  When news broke of the seemingly bottomless Harvey Weinstein scandal, it released a flood of similarly harrowing tales of sexual harassment and assault in music, academia, science, media, restaurants, government, libraries, on and on and ever on. Near countless numbers of women and a decent number of men shared their own stories in private conversation, public essays, and as part of the #MeToo hashtag on social media. One inescapable fact immediately became manifest: Sexual harassment and assault are everywhere in the human experience, regardless of profession, ideology, ethnic identity, or financial privilege.
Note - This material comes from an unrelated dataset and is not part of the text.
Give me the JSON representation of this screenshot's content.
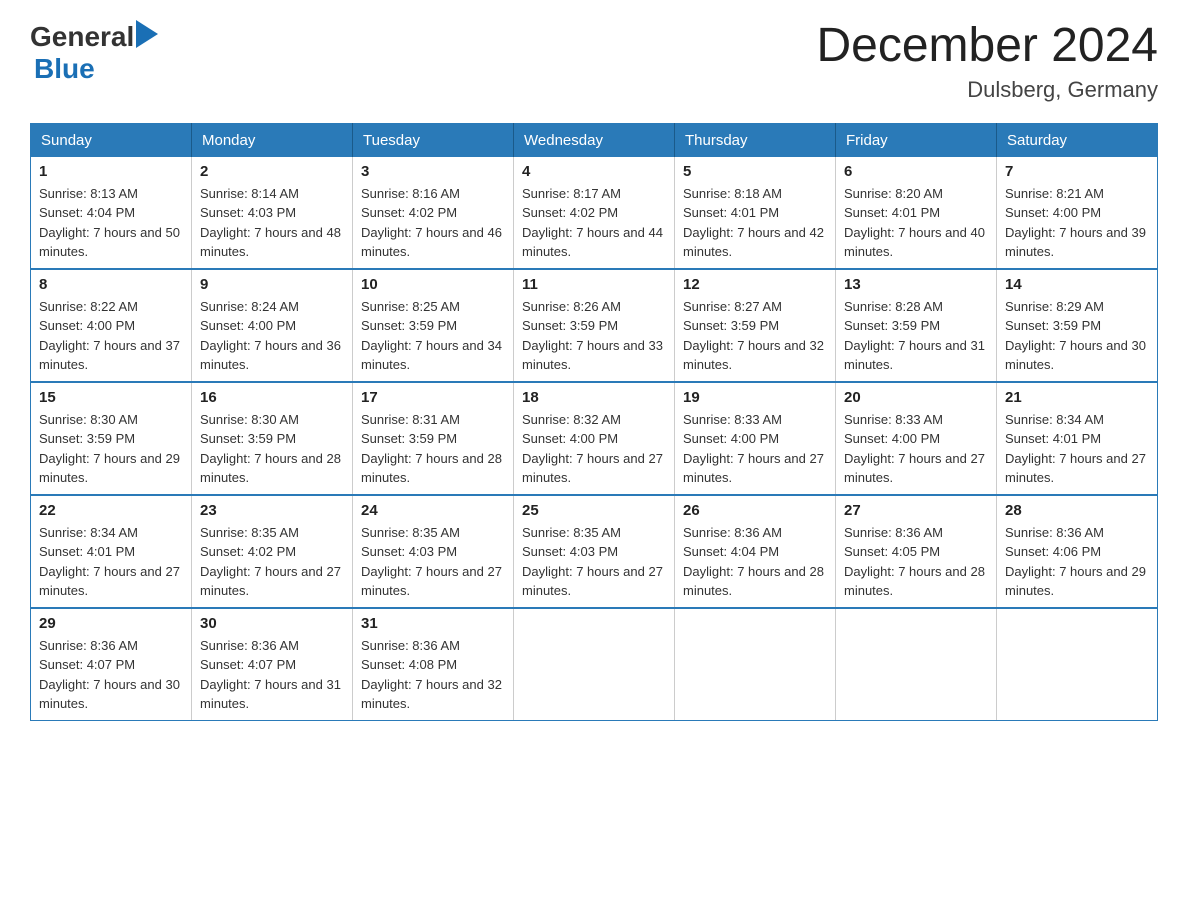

Sunday, November 5, 2017

Hate in the White House

  President Trump’s pick to lead NASA, U.S. Rep. Jim Bridenstine, faced criticism last week for his skepticism of climate change and his conservative stances on homosexuality.

  But it was Bridenstine’s associations with anti-Muslim extremists like Frank Gaffney, Jr. that was perhaps the most alarming revelation to emerge from his Senate confirmation hearing.

  Gaffney is the founder of the anti-Muslim hate group Center for Security Policy (CSP), known for propagating paranoid conspiracy theories about the supposed infiltration of the federal government by the Muslim Brotherhood. Gaffney’s CSP is so extreme that it has been banned from participating even in the conservative conference CPAC.

Saturday, November 4, 2017

Hank Sanders: Senate Sketches #1586: Doing what we’ve always done will get us what we’ve always gotten

  Habit is a powerful thing. Habit is when we do what we have always done. There is great security in habit. There is great stability in habit. There is great comfort in habit. However, habit does not change things; it maintains things. If we do what we’ve always done, we will get what we’ve always gotten.

  The author of the preceding statement is unknown. Some say it came from comedian Jackie “Moms” Mabley. Others say Henry Ford. Still others say Albert Einstein. Others say Tony Robbins and so on. We don’t really know the original source. But we do know the power of the statement.

Friday, November 3, 2017

Craig Ford: Repealing the Accountability Act should be a priority for the legislature

  When the Alabama Legislature returns to Montgomery in January, you won’t hear a whole lot about education. What you will hear a lot about is prisons (since a federal court ordered the state to solve the problems with staffing and mental health) and social issues that legislators hope will benefit them in next year’s elections.

  And that’s a real shame because one of the most important things our state government is responsible for is providing a quality education for all – and not just some – of our children.

Thursday, November 2, 2017

Lata Nott: Shouting down free speech

  Is the First Amendment truly in danger? It can certainly seem like it when every week some new and alarming event happens that makes people wonder if our freedom to express ourselves is slipping away.

  But is that just a feeling that we get from being plugged into the 24-hour news cycle, or from listening to pundits argue with each other on cable television?

Wednesday, November 1, 2017

Steve Flowers: Inside the Statehouse: The Silver Haired Legislature

  With all the changes and uncertainty surrounding Alabama government in recent months, including political appointments, high level resignations, special elections, runoff elections and a host of new candidates tossing their names into the 2018 election circus, Alabamians might be relieved to know one thing remains steady and solid and many may never have heard of it – Alabama’s Silver Haired Legislature is one of Alabama’s crown jewels.